The historic first detection of gravitational waves from colliding black holes far outside our galaxy opened a new window to understanding the universe. A...

Im Focus: Entangled atoms shine in unison

A team led by Austrian experimental physicist Rainer Blatt has succeeded in characterizing the quantum entanglement of two spatially separated atoms by observing their light emission. This fundamental demonstration could lead to the development of highly sensitive optical gradiometers for the precise measurement of the gravitational field or the earth's magnetic field.

The age of quantum technology has long been heralded. Decades of research into the quantum world have led to the development of methods that make it possible...

Im Focus: Computer-Designed Customized Regenerative Heart Valves

Cardiovascular tissue engineering aims to treat heart disease with prostheses that grow and regenerate. Now, researchers from the University of Zurich, the Technical University Eindhoven and the Charité Berlin have successfully implanted regenerative heart valves, designed with the aid of computer simulations, into sheep for the first time.

Producing living tissue or organs based on human cells is one of the main research fields in regenerative medicine. Tissue engineering, which involves growing...

Im Focus: Light-induced superconductivity under high pressure

A team of scientists of the Max Planck Institute for the Structure and Dynamics of Matter (MPSD) at the Center for Free-Electron Laser Science in Hamburg investigated optically-induced superconductivity in the alkali-doped fulleride K3C60under high external pressures. This study allowed, on one hand, to uniquely assess the nature of the transient state as a superconducting phase. In addition, it unveiled the possibility to induce superconductivity in K3C60 at temperatures far above the -170 degrees Celsius hypothesized previously, and rather all the way to room temperature. The paper by Cantaluppi et al has been published in Nature Physics.

Unlike ordinary metals, superconductors have the unique capability of transporting electrical currents without any loss. Nowadays, their technological...

All Focus news of the innovation-report >>>

Anzeige

Anzeige

VideoLinks
Industry & Economy
Event News

Save the date: Forum European Neuroscience – 07-11 July 2018 in Berlin, Germany

02.05.2018 | Event News

Invitation to the upcoming "Current Topics in Bioinformatics: Big Data in Genomics and Medicine"

13.04.2018 | Event News

Unique scope of UV LED technologies and applications presented in Berlin: ICULTA-2018

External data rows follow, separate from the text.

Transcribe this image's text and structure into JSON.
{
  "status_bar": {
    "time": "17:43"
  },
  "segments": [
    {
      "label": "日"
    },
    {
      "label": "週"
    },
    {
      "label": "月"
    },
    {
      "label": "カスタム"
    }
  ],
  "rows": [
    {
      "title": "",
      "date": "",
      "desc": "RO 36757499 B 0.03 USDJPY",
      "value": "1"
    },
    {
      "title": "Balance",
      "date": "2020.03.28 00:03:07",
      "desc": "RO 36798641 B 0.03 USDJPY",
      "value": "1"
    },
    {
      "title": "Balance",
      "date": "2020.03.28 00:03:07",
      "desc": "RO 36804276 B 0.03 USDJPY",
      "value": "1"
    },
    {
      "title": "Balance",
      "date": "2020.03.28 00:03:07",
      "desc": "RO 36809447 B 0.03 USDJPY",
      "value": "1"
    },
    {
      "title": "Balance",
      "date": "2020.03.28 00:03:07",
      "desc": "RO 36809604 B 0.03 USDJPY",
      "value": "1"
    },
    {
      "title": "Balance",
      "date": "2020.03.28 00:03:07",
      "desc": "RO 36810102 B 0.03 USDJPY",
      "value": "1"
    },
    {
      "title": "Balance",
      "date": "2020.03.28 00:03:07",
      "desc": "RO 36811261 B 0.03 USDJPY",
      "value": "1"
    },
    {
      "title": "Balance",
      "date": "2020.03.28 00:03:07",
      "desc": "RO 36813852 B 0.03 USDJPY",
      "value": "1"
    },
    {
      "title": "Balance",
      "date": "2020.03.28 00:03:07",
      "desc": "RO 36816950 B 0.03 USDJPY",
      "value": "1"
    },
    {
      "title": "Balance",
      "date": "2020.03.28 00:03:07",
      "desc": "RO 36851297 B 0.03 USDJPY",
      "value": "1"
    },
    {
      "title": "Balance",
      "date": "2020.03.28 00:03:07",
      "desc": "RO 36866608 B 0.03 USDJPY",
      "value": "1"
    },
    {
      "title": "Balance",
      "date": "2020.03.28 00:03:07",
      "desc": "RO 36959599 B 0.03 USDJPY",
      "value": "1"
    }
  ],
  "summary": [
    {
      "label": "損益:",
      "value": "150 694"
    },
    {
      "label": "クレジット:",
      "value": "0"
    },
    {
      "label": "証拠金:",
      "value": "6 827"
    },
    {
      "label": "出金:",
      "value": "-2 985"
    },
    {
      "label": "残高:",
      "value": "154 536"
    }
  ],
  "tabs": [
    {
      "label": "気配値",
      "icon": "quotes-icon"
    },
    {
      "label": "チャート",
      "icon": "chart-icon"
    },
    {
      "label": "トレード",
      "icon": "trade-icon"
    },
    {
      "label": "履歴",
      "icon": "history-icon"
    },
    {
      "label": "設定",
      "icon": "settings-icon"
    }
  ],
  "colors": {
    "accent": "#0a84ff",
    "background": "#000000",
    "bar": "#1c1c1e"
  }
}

12.04.2018 | Event News

 
Latest News

Supersonic waves may help electronics beat the heat

18.05.2018 | Power and Electrical Engineering

Keeping a Close Eye on Ice Loss

18.05.2018 | Information Technology

CrowdWater: An App for Flood Research

18.05.2018 | Information Technology

VideoLinks
Science & Research
Overview of more VideoLinks >>>